Community Managed Funds as a community development tool for informal settlements in Mtwapa Kenya

Community Managed Funds as a community development tool for informal settlements in Mtwapa Kenya

Launched in 2008, the Participatory Slum Upgrading Programme (PSUP) is a joint effort of the African, Caribbean and Pacific (ACP) Group of States, the European Commission (EC) and UN-Habitat. To date, the programme has reached out to 35 ACP countries and 160 cities, and has provided the necessary enabling framework for improving the lives of at least 2 million slum dwellers. PSUP has been supporting informal settlements through in-situ slum upgrading efforts along the 5 slum deprivations: lack of access to adequate water supply; lack of access to improved sanitation; lack of durable housing; lack of security of tenure; and the lack of sufficient living space. The programme acknowledges that the participation of local communities in the development and implementation of local projects is essential for sustainable city-wide slum upgrading. By involving the community, you encourage residents to exercise their right to participate in the planning and shaping of their living environment, which then acts as an empowerment mechanism, making them become aware of their situation while providing them with tools to better their own lives.

Community Managed Funds (CMF)

PSUP introduced the Community Managed Funds (CMF) Tool whereby 10% of the overall funds are given to the community to stimulate local community-led projects, as research and experience suggest that development projects have a better outcome if the community is involved at each phase.

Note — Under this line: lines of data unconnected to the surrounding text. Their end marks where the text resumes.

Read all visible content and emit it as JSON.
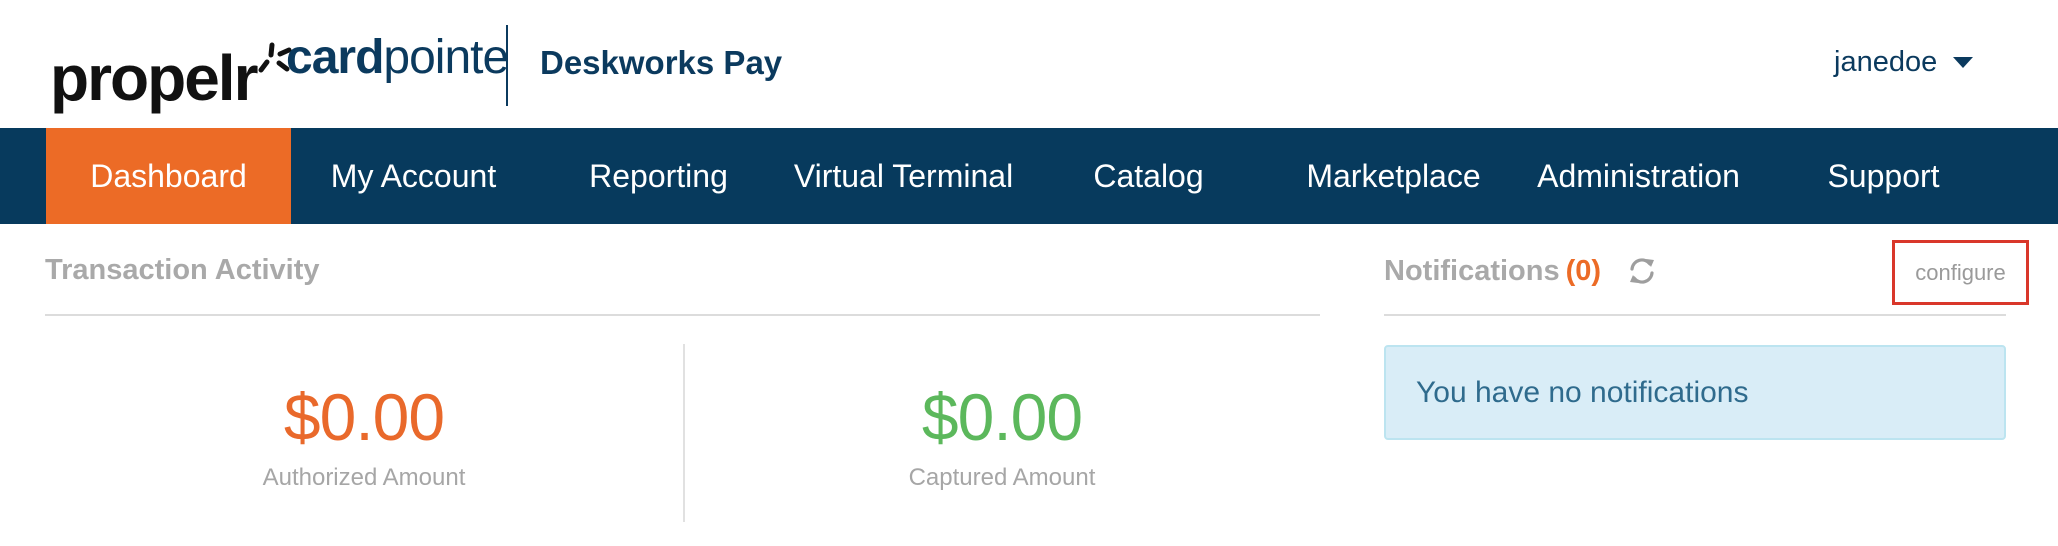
{
  "header": {
    "brand_logo": "propelr",
    "product_logo_bold": "card",
    "product_logo_light": "pointe",
    "app_name": "Deskworks Pay",
    "username": "janedoe",
    "brand_color": "#073a5d",
    "accent_color": "#ec6b26"
  },
  "nav": {
    "items": [
      {
        "label": "Dashboard",
        "active": true
      },
      {
        "label": "My Account",
        "active": false
      },
      {
        "label": "Reporting",
        "active": false
      },
      {
        "label": "Virtual Terminal",
        "active": false
      },
      {
        "label": "Catalog",
        "active": false
      },
      {
        "label": "Marketplace",
        "active": false
      },
      {
        "label": "Administration",
        "active": false
      },
      {
        "label": "Support",
        "active": false
      }
    ]
  },
  "transaction_activity": {
    "title": "Transaction Activity",
    "authorized": {
      "amount": "$0.00",
      "label": "Authorized Amount",
      "color": "#e9692b"
    },
    "captured": {
      "amount": "$0.00",
      "label": "Captured Amount",
      "color": "#5cb85c"
    }
  },
  "notifications": {
    "title": "Notifications",
    "count": "(0)",
    "refresh_icon": "refresh-icon",
    "configure_label": "configure",
    "empty_message": "You have no notifications"
  }
}
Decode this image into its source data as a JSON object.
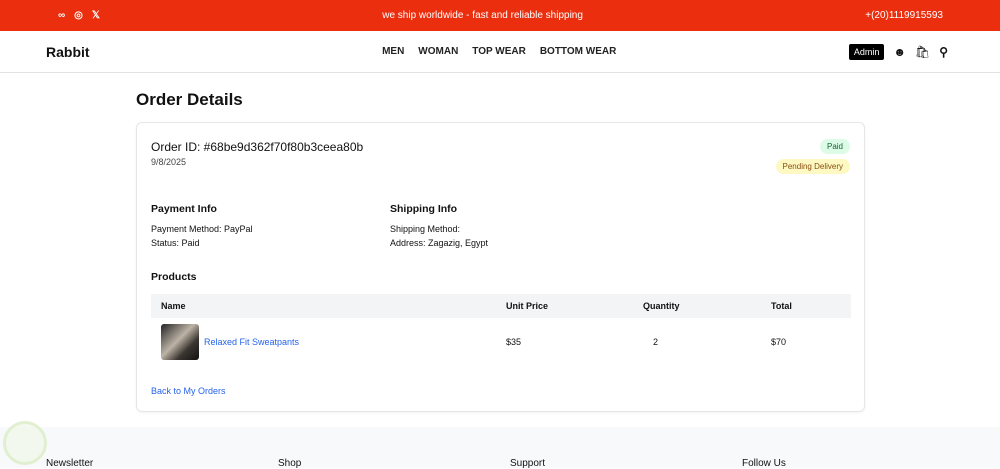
{
  "topbar": {
    "social": [
      "meta-icon",
      "instagram-icon",
      "x-icon"
    ],
    "message": "we ship worldwide - fast and reliable shipping",
    "phone": "+(20)1119915593",
    "color": "#ea2e0e"
  },
  "nav": {
    "logo": "Rabbit",
    "menu": [
      "MEN",
      "WOMAN",
      "TOP WEAR",
      "BOTTOM WEAR"
    ],
    "admin": "Admin"
  },
  "page_title": "Order Details",
  "order": {
    "id": "Order ID: #68be9d362f70f80b3ceea80b",
    "date": "9/8/2025",
    "badges": {
      "paid": "Paid",
      "delivery": "Pending Delivery"
    },
    "payment": {
      "title": "Payment Info",
      "method": "Payment Method: PayPal",
      "status": "Status: Paid"
    },
    "shipping": {
      "title": "Shipping Info",
      "method": "Shipping Method:",
      "address": "Address: Zagazig, Egypt"
    },
    "products_title": "Products",
    "columns": [
      "Name",
      "Unit Price",
      "Quantity",
      "Total"
    ],
    "items": [
      {
        "name": "Relaxed Fit Sweatpants",
        "price": "$35",
        "qty": "2",
        "total": "$70"
      }
    ],
    "back": "Back to My Orders"
  },
  "footer": {
    "columns": [
      "Newsletter",
      "Shop",
      "Support",
      "Follow Us"
    ]
  }
}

The CMF tool therefore is being implemented in PSUP Phase 3 countries and targets not only projects related to the 5 slum deprivations but also seeks improvement in their livelihoods and stimulates local economic development. So far the tool has supported over 40 Community Managed Funds projects in Burkina Faso, Cameroon, Kenya, Malawi, Ghana, Senegal, Niger, Democratic Republic Congo, and Mozambique, which have directly benefitted 520,700 people. Furthermore 20 slum Village Resident Committees (VRCs)/Community Development Committees (CDCs) were formed to evaluate project proposals.                                                                                                Mapping of the zones. Photo: @mypsup

Highlights – CMF in Mtwapa, Kenya

Under the PSUP, the Kenya country team has facilitated the engagement of local residents of Majengo and Mzambarauni settlements in the planning, design, and execution of various community development projects. Funds were given to 7 Community Based Organizations (CBO’s) who sought improvements in solid waste collection and management; the local water selling point; and the provision of alternative building materials through sustainable brick making.

Brick Making Project, Interlocking Stabilized Soil Blocks (ISSBS):

Select participants from the informal settlements of Majengo  underwent training to produce ISSBS, as part of a project from the Majengo PSUP Resident Committee to provide the community with affordable alternative building materials. Uses of the blocks have been in the construction and renovation of the community centre and toilets. The projects sustainability is ensured by selling the bricks at subsidized rates to the community

Some of the participants being trained on ISSB making in Mtwapa, Kenya. Photo @PSUP

Solid Waste Management:

Proposals were submitted by 3 groups, Makika CBO, Maamuzi Women Group, and Mwandoma CBO, detailing their approach to managing solid waste generated by an area covering 100-150 dwellings within Majengo settlement. Funds were distributed by the country teams who purchased the necessary tools and equipment while the remaining money would be redirected to the groups’ bank accounts.

One of the youth groups involved in solid waste management as part of the Mtwapa PSUP CMF.  Photo @Julius Mwelu

 

Water Point Rehabilitation Project

 The Mungu Pamoja Nasi CBO is a group comprised of widows who sought to rehabilitate the water point in Majengo settlement. The pre-existing water point had a rundown tank, which was meant to serve residents in the community. With the aide of PSUP CMF the group was able to purchase two more storage tanks, and construct an underground tank, as well as purchase hand carts and empty water containers to ease water access throughout the community. The upgrades made to the water point have increased sales, and profits will be used for future expansion.

Handover of tools for the Majengo women group. Photo @Julius Mwelu

Expansion of CMF

The above mentioned projects highlight successful and on-going cases whereby informal communities have directly been involved and simultaneously benefited from locally initiated development projects. Currently there are plans to expand the PSUP method to more informal settlements in Mwapa, as well as to other informal settlements in current and upcoming PSUP Phase 3 countries.